MATERIAL SUPPLIED:

((

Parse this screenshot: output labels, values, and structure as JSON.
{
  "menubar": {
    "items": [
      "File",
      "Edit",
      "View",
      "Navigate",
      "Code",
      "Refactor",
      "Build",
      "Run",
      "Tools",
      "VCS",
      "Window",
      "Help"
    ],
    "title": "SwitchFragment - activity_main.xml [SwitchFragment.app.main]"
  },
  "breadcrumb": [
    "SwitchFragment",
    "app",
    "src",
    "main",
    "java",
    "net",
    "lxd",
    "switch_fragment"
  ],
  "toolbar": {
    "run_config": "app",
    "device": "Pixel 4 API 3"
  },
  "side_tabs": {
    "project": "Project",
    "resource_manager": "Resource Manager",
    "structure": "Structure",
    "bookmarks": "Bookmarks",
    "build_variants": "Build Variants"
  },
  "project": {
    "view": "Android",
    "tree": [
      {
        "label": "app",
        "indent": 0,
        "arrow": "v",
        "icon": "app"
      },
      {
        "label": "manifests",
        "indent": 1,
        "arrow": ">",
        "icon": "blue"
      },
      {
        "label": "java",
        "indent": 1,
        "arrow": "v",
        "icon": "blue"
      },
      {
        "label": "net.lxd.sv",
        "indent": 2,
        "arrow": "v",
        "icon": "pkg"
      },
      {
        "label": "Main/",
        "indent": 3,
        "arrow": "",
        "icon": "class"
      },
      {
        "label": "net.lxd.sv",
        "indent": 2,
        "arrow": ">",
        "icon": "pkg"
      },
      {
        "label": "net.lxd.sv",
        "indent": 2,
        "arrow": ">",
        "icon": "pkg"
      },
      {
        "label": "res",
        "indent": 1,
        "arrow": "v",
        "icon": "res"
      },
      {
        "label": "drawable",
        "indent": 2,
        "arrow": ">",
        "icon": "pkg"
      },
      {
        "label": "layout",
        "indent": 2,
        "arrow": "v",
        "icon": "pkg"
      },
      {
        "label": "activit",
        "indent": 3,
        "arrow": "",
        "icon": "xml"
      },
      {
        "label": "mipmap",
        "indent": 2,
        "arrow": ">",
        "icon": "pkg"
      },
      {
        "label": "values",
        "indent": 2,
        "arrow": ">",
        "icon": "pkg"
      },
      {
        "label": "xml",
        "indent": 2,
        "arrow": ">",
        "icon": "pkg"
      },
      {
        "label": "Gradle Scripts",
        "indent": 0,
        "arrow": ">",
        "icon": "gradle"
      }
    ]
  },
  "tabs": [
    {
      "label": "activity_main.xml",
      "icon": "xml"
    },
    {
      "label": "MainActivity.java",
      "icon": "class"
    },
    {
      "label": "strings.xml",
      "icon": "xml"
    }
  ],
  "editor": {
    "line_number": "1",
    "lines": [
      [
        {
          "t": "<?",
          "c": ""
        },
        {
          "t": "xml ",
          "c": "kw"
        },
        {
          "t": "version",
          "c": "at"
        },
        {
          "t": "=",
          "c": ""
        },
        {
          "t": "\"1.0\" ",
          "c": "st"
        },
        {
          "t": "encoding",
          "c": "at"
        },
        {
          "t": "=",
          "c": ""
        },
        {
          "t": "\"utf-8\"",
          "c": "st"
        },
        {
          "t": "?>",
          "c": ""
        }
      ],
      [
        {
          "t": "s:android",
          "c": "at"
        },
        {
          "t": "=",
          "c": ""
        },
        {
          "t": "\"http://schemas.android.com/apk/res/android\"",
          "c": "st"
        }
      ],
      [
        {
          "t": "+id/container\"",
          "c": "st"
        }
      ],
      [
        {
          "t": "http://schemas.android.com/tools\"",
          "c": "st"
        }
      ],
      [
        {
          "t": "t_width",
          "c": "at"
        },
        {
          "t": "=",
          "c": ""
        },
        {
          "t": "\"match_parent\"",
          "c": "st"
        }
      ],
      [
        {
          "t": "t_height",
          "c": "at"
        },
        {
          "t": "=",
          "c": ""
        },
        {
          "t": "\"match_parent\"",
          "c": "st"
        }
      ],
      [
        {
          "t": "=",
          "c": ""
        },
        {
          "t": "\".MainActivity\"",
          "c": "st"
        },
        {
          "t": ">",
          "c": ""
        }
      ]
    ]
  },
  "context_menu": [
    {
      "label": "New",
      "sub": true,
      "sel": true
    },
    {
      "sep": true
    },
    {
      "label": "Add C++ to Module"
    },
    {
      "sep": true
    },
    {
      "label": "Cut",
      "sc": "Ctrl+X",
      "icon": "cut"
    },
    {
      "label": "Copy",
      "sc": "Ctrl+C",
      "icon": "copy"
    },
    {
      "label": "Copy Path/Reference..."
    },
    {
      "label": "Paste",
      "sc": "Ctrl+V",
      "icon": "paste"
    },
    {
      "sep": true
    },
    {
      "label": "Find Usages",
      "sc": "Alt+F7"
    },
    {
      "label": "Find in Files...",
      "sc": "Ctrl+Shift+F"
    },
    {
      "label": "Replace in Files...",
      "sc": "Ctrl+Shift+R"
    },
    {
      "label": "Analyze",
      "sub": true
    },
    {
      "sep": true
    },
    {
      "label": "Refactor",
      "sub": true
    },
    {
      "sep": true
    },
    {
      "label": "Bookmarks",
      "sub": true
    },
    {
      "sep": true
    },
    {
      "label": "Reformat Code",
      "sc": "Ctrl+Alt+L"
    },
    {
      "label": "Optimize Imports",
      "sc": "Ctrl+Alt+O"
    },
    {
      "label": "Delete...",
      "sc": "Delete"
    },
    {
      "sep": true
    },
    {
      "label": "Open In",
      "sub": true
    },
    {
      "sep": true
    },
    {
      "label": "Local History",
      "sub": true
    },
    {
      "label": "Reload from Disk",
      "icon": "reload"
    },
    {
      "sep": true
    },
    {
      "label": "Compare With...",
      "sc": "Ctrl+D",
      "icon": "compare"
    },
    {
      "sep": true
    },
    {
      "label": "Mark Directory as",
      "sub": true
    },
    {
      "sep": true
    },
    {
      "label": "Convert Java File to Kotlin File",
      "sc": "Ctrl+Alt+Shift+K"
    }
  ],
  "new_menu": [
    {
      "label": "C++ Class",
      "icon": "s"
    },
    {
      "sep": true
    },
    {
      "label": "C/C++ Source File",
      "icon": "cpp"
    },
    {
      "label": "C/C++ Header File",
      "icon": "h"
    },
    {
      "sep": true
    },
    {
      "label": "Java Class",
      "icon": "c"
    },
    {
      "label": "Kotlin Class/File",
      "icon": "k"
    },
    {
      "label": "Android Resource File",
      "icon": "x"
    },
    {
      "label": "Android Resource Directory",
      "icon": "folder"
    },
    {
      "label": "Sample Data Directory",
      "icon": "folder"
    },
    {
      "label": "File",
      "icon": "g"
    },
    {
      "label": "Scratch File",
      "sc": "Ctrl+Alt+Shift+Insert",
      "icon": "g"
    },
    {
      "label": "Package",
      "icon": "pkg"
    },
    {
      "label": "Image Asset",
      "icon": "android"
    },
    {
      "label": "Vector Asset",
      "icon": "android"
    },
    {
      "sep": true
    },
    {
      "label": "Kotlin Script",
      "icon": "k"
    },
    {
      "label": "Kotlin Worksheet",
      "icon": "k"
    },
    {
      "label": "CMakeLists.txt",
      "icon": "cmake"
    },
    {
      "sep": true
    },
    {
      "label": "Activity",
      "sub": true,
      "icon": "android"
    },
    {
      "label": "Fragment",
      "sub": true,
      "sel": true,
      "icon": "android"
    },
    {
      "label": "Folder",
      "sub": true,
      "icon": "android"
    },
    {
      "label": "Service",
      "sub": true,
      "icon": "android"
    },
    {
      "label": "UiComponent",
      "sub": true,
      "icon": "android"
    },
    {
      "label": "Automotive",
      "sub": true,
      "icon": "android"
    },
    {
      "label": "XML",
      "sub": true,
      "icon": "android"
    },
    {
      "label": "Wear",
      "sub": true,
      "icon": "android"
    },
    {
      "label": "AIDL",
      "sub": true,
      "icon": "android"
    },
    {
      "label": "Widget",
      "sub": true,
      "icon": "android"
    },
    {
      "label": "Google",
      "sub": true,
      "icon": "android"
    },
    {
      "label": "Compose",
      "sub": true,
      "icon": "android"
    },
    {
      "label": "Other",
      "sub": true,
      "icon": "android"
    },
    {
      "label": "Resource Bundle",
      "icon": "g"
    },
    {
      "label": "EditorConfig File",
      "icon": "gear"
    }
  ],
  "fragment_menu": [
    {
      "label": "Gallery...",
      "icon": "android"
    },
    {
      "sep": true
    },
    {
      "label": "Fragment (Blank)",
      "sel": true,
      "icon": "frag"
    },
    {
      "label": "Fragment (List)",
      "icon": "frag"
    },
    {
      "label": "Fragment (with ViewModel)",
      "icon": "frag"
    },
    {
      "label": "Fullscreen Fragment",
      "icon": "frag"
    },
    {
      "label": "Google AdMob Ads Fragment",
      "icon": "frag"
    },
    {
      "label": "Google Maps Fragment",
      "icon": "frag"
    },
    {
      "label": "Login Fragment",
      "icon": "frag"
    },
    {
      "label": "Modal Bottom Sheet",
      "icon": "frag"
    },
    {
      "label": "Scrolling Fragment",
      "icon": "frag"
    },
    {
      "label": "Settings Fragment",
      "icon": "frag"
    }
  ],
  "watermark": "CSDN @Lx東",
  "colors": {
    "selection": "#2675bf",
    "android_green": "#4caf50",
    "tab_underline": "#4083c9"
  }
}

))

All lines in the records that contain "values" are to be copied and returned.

SOLUTION TO THIS EXERCISE:
Parse this screenshot: output labels, values, and structure as JSON.
        "label": "values",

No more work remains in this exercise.